Start of Extracted data

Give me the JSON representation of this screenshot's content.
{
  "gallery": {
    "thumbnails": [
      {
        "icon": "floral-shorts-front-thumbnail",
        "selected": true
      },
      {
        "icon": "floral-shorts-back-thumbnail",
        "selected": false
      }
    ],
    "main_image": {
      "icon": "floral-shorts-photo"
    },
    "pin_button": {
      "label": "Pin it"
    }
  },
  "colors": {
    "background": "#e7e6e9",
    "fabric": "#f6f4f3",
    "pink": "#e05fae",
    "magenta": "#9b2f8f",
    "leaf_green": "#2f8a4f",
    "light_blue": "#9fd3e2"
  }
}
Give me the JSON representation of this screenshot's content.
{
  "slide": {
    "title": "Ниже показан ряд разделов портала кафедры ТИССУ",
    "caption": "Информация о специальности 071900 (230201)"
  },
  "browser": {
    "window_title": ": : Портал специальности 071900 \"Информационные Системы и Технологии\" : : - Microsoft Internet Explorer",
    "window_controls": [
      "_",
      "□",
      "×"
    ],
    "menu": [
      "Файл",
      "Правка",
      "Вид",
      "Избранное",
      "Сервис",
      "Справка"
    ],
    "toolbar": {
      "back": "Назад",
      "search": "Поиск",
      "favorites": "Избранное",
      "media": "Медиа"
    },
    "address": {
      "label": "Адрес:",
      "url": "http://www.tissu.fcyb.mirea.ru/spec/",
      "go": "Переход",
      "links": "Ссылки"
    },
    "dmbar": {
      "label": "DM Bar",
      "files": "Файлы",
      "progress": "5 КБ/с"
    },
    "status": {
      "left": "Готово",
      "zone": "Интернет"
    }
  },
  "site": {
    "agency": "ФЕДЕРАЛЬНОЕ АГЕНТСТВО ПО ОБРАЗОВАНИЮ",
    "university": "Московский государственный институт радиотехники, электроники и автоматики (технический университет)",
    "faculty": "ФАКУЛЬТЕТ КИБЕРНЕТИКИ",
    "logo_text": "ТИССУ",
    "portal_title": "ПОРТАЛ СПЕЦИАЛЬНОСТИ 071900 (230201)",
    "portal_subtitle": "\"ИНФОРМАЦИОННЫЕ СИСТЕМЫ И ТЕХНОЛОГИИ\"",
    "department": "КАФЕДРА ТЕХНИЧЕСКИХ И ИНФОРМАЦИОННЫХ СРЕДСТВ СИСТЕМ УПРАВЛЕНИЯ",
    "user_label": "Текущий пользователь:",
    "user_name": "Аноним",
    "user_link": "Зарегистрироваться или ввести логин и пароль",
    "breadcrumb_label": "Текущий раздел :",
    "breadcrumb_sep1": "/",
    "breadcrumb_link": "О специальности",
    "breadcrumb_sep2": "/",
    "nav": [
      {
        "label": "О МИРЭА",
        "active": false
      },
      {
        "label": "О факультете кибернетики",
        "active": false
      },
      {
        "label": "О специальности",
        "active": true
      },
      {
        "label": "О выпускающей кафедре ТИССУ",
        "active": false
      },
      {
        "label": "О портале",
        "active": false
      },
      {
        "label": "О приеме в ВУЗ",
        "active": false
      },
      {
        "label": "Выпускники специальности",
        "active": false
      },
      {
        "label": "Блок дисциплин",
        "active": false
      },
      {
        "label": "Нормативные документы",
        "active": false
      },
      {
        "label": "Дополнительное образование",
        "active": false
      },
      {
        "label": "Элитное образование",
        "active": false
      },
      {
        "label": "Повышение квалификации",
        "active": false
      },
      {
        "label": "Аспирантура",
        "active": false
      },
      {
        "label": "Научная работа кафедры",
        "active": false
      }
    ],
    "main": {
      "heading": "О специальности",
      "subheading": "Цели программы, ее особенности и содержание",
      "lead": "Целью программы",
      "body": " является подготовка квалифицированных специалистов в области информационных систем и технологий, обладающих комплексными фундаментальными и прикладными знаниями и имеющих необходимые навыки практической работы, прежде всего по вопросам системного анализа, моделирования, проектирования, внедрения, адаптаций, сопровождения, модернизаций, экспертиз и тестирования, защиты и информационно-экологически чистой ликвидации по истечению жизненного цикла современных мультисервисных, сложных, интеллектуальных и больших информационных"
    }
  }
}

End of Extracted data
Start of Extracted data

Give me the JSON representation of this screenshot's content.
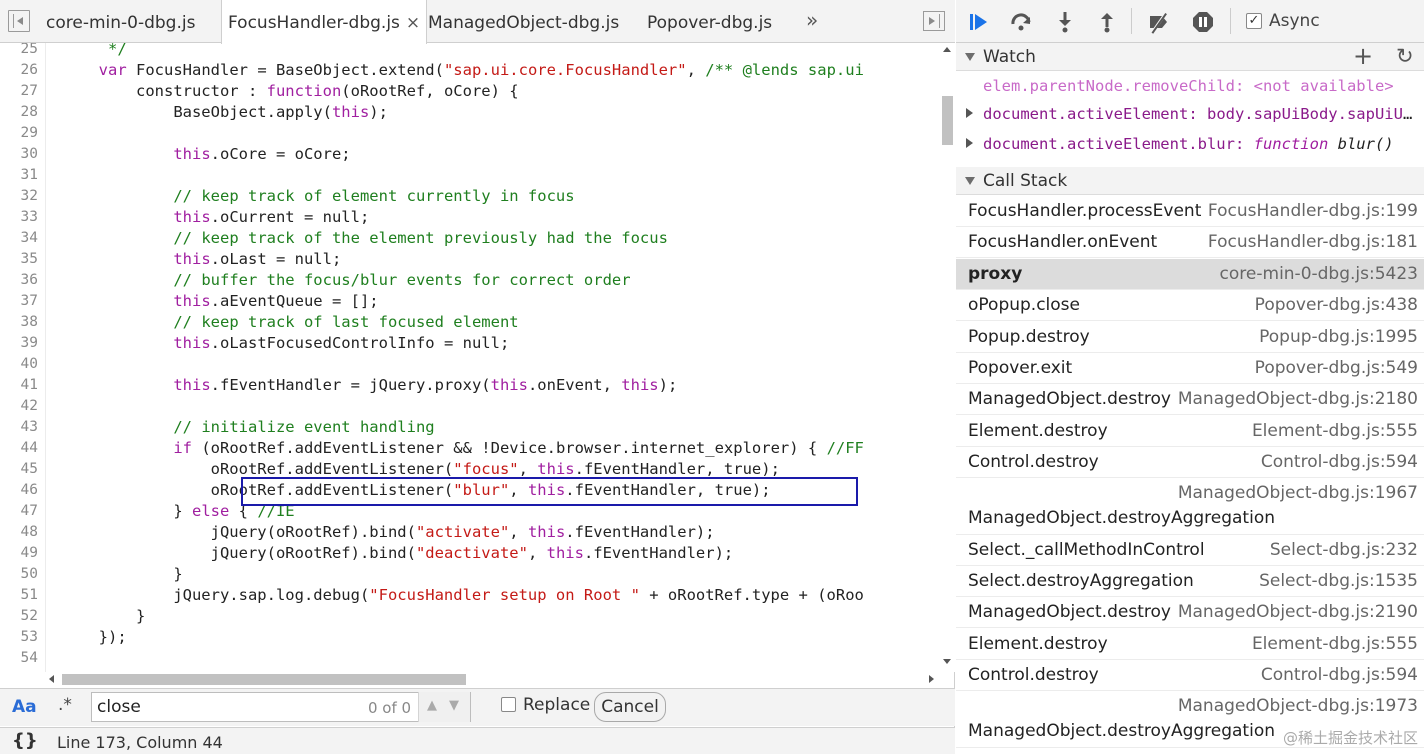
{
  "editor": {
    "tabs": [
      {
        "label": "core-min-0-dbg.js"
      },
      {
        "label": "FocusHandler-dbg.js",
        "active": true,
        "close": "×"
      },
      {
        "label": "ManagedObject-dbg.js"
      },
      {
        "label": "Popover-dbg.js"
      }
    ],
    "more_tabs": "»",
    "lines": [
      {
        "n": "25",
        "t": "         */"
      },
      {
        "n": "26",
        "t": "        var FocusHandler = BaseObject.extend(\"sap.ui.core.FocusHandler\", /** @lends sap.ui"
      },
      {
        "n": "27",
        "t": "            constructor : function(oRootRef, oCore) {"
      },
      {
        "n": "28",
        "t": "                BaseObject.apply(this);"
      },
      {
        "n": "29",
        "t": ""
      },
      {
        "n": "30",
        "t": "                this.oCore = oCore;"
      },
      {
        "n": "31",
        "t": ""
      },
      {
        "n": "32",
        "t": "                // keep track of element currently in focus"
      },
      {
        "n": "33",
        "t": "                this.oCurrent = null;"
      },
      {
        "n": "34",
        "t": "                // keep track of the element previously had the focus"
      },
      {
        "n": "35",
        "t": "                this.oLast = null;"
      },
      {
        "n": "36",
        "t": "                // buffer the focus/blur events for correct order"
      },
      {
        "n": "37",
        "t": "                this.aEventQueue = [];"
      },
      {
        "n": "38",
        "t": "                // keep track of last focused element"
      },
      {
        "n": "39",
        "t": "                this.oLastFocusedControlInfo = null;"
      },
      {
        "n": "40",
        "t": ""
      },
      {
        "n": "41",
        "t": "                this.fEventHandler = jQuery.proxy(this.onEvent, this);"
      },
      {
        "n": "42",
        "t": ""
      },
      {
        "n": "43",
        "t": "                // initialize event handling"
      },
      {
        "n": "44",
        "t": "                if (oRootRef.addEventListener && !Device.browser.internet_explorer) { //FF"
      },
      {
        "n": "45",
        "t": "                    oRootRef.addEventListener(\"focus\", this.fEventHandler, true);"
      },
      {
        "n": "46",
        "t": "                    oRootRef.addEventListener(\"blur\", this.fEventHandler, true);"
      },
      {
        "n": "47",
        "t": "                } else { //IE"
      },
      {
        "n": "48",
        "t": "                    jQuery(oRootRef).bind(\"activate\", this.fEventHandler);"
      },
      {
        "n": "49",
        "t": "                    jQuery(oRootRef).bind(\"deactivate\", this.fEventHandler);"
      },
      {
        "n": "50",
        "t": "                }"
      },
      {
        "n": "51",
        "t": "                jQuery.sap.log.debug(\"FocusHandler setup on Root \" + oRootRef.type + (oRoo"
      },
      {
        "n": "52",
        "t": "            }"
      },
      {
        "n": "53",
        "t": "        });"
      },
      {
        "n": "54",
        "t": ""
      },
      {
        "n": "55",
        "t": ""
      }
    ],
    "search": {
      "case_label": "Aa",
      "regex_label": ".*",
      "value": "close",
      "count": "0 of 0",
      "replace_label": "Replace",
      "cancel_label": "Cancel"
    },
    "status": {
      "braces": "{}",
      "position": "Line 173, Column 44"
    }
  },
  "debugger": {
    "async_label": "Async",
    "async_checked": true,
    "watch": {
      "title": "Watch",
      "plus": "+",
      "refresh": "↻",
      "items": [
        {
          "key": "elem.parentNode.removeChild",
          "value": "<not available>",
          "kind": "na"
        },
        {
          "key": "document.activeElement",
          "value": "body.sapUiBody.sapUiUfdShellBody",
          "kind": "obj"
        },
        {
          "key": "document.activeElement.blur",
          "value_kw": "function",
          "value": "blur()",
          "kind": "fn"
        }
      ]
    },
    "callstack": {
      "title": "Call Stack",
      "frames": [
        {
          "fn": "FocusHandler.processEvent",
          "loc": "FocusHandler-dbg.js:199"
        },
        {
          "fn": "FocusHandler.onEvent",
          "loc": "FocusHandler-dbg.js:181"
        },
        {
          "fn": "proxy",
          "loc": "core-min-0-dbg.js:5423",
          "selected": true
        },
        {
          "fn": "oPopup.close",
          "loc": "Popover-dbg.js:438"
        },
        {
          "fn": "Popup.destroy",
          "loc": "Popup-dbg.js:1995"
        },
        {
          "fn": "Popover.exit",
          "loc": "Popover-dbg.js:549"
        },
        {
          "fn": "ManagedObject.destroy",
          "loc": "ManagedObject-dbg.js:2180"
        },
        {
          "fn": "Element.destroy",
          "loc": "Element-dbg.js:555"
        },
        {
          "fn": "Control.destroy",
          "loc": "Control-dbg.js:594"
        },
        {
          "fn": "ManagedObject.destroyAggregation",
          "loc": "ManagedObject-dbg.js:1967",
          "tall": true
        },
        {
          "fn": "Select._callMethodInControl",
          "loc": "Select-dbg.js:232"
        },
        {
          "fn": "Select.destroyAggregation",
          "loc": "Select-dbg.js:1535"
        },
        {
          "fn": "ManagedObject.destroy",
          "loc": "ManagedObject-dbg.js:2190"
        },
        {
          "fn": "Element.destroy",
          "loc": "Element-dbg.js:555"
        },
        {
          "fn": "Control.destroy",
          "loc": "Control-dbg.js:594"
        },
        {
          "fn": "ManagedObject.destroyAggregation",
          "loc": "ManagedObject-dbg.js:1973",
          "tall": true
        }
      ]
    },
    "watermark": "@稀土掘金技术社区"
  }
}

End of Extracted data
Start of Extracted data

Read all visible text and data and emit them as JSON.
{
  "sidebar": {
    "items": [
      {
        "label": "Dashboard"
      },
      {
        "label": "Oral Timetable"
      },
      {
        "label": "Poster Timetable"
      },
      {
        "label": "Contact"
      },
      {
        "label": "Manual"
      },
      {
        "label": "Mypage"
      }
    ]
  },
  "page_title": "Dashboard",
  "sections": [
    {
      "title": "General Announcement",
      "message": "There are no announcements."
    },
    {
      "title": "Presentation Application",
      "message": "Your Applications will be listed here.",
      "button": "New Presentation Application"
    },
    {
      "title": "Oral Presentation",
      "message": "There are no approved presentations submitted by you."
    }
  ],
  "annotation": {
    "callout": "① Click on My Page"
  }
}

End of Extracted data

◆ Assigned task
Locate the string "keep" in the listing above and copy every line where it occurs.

◆ Reply
        "t": "                // keep track of element currently in focus"
        "t": "                // keep track of the element previously had the focus"
        "t": "                // keep track of last focused element"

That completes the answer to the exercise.